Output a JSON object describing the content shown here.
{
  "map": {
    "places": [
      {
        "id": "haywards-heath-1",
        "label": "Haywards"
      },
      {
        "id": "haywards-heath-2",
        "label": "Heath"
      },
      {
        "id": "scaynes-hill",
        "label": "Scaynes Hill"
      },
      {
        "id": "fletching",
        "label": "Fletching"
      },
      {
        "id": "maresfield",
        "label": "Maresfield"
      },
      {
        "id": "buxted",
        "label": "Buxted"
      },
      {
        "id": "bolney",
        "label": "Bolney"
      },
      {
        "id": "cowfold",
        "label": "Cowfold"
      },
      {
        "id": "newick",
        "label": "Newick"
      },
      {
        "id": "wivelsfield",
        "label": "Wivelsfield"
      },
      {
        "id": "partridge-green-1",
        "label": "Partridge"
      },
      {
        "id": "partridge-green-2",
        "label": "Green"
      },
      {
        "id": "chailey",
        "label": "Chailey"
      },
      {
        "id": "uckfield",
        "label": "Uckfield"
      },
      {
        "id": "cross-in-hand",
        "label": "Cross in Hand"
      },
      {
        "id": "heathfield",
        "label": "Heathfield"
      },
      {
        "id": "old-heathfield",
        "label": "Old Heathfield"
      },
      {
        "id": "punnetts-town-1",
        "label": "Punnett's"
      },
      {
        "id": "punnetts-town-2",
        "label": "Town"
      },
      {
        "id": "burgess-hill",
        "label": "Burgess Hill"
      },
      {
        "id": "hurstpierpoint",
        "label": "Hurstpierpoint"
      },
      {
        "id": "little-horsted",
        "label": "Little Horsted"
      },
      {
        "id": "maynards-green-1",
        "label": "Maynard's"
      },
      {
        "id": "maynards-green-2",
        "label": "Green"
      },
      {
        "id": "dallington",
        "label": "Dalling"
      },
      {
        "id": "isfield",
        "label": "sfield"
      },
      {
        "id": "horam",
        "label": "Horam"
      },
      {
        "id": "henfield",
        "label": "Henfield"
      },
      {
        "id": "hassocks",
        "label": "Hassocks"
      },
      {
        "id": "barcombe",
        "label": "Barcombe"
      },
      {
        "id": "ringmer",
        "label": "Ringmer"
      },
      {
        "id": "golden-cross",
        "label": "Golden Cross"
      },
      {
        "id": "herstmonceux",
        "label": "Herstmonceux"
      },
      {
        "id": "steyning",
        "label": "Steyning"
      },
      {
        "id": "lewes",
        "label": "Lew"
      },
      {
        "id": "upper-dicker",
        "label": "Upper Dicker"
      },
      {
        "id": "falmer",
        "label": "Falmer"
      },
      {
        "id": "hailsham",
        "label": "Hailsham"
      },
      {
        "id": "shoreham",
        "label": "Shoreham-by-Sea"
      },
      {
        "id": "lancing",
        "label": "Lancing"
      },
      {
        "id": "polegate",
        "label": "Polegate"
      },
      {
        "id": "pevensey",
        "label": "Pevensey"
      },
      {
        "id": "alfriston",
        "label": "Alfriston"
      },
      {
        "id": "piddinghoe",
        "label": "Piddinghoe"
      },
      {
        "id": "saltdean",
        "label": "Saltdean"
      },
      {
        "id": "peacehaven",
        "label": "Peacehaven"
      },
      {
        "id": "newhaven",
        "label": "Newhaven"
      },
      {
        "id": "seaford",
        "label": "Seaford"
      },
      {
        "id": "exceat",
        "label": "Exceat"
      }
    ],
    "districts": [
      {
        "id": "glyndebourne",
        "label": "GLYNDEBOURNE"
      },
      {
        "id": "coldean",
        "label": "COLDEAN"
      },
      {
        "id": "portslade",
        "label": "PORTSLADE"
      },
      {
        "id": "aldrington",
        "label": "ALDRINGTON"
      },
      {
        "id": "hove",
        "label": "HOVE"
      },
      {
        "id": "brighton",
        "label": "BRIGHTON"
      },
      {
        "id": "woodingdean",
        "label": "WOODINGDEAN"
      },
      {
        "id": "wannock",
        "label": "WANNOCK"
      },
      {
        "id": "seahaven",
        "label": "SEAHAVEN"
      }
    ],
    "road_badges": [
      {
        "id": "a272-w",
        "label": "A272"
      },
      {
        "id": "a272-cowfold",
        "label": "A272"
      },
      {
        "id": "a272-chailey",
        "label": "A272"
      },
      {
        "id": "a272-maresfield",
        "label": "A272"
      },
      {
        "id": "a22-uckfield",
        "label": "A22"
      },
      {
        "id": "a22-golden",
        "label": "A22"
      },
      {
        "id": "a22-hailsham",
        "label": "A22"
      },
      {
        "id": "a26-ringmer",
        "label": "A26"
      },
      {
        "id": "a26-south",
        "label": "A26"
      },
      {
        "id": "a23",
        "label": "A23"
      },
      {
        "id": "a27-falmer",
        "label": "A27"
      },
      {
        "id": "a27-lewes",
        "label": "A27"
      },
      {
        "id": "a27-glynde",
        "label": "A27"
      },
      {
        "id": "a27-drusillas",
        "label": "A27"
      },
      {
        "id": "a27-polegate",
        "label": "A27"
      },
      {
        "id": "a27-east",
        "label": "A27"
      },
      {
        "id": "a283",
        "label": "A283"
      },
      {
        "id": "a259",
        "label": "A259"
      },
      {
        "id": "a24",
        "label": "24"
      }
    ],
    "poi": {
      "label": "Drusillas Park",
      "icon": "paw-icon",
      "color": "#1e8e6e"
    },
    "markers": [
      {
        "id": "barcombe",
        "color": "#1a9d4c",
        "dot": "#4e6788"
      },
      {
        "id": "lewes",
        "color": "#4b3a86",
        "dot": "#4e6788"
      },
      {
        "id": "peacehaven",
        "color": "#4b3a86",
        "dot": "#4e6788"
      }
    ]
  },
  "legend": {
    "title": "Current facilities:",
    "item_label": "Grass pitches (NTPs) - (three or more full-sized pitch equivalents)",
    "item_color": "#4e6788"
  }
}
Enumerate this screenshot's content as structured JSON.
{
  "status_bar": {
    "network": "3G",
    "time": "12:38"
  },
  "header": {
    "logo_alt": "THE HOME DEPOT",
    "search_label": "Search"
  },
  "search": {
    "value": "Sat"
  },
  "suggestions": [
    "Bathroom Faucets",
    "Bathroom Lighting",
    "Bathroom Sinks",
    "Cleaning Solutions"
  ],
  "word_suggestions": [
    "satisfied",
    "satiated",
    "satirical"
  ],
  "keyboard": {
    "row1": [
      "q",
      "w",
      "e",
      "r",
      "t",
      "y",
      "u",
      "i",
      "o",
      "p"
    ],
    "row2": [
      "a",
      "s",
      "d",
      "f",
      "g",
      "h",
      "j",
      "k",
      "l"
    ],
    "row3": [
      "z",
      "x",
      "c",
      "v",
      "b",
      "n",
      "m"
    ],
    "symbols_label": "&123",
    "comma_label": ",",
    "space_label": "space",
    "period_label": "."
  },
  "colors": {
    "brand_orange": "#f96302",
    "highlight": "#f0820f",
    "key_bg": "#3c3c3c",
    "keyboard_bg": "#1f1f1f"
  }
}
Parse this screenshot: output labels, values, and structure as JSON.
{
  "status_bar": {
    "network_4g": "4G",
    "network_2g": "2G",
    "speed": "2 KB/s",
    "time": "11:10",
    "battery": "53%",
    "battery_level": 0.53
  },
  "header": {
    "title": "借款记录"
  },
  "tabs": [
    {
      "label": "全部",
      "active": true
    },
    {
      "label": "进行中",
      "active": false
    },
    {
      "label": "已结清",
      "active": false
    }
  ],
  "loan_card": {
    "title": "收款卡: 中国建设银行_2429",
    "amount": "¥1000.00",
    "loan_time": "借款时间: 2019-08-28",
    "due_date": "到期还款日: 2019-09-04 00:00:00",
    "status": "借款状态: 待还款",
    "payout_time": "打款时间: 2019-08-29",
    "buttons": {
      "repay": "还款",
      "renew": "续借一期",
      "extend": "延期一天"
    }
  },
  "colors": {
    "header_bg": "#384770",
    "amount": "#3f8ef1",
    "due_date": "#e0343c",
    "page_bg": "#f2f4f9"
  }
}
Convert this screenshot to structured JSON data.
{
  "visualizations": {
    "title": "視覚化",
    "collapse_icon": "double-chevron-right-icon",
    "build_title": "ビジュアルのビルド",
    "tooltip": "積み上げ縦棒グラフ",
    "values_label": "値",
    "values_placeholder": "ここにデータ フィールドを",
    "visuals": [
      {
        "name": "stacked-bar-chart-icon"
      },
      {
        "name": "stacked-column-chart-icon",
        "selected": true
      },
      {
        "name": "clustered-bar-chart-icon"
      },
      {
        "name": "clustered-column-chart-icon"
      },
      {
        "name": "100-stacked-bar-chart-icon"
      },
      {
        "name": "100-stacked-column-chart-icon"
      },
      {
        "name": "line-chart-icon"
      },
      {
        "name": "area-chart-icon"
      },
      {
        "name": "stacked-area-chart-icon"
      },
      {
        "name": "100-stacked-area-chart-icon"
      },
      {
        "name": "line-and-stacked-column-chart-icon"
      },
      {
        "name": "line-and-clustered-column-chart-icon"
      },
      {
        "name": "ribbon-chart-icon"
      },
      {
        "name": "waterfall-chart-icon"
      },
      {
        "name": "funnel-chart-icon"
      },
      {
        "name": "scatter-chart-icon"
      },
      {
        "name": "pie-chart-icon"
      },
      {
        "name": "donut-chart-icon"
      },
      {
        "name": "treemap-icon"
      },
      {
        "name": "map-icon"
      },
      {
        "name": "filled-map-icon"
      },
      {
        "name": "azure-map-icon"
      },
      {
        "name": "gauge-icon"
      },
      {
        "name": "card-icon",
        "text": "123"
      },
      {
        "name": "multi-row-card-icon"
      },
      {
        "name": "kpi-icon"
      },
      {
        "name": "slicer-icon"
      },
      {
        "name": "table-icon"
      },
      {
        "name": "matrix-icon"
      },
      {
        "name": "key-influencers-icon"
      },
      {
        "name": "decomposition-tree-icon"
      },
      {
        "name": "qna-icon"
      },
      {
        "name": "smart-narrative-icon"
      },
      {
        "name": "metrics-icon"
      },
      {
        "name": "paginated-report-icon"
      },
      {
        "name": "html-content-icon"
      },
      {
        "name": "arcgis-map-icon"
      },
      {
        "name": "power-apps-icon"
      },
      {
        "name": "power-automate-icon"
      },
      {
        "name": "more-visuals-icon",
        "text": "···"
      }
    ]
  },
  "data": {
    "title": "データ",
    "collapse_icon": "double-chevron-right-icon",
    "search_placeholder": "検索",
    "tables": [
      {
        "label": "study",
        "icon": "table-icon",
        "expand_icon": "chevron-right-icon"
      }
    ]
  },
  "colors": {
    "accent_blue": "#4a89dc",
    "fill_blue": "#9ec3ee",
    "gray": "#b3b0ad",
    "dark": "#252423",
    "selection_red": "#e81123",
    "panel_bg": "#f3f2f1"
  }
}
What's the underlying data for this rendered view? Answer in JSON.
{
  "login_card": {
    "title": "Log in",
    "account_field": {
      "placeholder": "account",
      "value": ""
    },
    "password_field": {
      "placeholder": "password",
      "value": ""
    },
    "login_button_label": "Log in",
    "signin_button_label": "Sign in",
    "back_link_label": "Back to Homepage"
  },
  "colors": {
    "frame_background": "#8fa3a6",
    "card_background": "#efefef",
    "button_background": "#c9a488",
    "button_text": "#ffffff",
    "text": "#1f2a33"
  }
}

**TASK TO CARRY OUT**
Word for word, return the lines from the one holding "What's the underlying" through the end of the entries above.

**OUTPUT FOR THIS TASK**
What's the underlying data for this rendered view? Answer in JSON.
{
  "login_card": {
    "title": "Log in",
    "account_field": {
      "placeholder": "account",
      "value": ""
    },
    "password_field": {
      "placeholder": "password",
      "value": ""
    },
    "login_button_label": "Log in",
    "signin_button_label": "Sign in",
    "back_link_label": "Back to Homepage"
  },
  "colors": {
    "frame_background": "#8fa3a6",
    "card_background": "#efefef",
    "button_background": "#c9a488",
    "button_text": "#ffffff",
    "text": "#1f2a33"
  }
}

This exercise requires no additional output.